    Offline

    15
    ReputationRep:
    (Original post by Angel_Cake)
    Well...

    average student leaves with around £13,000 debt?

    average graduate earns about £450,000 more in their lifetime than average non-graduate.

    Sorry, but those statistics do sort of speak for themselves!
    Maybe so, but what we're debating is whether or not those with poor A-level grades who will only be accepted to a crap uni, usually to do a course that's not even respected by most employers, should bother. The majority of graduate will have good A-level grades and a respected degree from a good uni, so obviously they're likely to do better than someone without a degree, but I doubt someone with an Ordinary degree in golf course management from London Met will have better job prospectes than a non-graduate.
 
 
 
Poll
Black Friday: Yay or Nay?
Useful resources
Uni match

Applying to uni?

Our tool will help you find the perfect course

Articles:

Debate and current affairs guidelinesDebate and current affairs wiki

Quick link:

Educational debate unanswered threads

Groups associated with this forum:

View associated groups

The Student Room, Get Revising and Marked by Teachers are trading names of The Student Room Group Ltd.

Register Number: 04666380 (England and Wales), VAT No. 806 8067 22 Registered Office: International House, Queens Road, Brighton, BN1 3XE

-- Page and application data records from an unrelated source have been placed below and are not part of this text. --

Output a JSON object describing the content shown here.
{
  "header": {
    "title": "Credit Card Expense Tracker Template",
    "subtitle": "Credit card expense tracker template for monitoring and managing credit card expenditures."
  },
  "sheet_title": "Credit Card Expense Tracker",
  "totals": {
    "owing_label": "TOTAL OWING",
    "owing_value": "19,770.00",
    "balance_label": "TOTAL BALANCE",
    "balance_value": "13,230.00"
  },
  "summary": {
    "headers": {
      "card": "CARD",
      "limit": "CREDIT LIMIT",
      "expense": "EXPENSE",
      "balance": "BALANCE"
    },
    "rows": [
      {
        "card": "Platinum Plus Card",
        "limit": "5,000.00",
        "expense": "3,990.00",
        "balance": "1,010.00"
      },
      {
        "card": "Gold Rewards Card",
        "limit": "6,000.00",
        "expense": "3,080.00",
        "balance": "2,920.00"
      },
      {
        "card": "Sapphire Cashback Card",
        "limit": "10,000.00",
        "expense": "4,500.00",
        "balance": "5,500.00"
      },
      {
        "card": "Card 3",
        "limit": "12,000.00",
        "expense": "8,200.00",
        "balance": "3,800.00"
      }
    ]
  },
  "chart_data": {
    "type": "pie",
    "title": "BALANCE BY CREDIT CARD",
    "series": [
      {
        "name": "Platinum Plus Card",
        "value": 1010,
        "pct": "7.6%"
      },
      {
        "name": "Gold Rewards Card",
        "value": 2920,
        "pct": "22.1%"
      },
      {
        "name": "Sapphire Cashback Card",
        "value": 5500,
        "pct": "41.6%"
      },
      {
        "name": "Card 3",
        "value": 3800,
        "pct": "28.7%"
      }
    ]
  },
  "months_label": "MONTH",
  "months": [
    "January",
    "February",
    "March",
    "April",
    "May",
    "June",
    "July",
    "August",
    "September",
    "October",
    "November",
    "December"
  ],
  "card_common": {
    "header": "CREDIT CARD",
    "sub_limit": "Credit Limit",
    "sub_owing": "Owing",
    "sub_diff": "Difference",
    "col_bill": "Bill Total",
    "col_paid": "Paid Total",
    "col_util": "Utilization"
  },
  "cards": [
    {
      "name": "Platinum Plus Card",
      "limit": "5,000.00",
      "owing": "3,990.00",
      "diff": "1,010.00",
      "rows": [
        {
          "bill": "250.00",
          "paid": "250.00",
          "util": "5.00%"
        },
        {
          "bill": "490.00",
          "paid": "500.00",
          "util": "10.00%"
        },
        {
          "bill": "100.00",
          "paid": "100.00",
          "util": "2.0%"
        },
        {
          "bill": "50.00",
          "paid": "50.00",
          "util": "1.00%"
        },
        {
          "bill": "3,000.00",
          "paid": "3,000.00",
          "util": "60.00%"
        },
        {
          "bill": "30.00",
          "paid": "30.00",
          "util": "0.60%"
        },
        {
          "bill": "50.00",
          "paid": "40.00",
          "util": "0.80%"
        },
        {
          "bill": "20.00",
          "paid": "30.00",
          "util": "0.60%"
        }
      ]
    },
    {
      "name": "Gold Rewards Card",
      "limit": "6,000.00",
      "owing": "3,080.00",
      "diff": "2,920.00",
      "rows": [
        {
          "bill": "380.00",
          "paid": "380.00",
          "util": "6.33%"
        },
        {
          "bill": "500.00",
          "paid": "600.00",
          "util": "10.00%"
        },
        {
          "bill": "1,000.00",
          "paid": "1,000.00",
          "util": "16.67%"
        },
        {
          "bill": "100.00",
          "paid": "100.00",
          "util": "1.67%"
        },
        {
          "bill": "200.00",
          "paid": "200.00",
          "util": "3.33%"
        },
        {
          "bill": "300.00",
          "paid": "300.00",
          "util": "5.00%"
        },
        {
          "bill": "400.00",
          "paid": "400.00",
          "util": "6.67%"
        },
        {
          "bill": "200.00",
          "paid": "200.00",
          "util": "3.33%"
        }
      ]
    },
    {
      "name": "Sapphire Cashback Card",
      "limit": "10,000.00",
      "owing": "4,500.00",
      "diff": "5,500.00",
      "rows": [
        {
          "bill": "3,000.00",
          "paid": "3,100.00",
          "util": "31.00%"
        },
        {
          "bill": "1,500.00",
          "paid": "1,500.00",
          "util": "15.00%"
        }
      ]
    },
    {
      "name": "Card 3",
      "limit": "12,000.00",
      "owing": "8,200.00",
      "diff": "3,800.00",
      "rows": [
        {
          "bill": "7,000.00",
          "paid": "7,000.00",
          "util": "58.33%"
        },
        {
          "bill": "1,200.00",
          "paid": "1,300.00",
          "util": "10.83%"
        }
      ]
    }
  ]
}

Write a reply...
Reply
Hide
Reputation gems: You get these gems as you gain rep from other members for making good contributions and giving helpful advice.